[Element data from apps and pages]

Segment Open

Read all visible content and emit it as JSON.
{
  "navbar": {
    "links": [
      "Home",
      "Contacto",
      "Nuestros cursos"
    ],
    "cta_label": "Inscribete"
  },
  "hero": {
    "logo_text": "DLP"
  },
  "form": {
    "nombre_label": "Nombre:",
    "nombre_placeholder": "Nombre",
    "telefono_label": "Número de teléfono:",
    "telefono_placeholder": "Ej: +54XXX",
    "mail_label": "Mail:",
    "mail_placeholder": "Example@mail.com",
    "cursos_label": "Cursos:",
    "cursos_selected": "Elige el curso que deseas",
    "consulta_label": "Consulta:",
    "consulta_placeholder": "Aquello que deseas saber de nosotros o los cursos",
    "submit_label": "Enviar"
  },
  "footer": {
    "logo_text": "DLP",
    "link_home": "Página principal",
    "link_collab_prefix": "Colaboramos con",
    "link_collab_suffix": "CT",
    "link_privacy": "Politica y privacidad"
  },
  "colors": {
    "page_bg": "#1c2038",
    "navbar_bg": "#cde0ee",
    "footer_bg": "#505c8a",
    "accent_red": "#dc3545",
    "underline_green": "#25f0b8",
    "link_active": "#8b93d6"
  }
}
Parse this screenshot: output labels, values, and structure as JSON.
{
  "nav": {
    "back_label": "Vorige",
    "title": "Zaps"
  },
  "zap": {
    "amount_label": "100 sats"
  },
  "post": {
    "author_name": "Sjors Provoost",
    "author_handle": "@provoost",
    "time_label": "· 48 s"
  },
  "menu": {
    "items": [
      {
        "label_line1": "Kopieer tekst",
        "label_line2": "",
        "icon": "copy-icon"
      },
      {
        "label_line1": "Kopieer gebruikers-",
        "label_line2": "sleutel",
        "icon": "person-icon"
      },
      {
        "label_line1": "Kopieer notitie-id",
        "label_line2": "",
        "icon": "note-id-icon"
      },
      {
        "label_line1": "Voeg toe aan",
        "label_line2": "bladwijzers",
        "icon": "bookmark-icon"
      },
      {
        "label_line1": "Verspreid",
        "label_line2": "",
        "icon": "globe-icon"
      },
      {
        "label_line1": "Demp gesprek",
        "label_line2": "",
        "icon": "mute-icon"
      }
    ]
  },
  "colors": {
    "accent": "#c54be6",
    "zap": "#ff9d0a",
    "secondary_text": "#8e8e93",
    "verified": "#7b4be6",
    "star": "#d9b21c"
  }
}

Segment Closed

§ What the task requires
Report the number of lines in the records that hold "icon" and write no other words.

§ Exercise result
6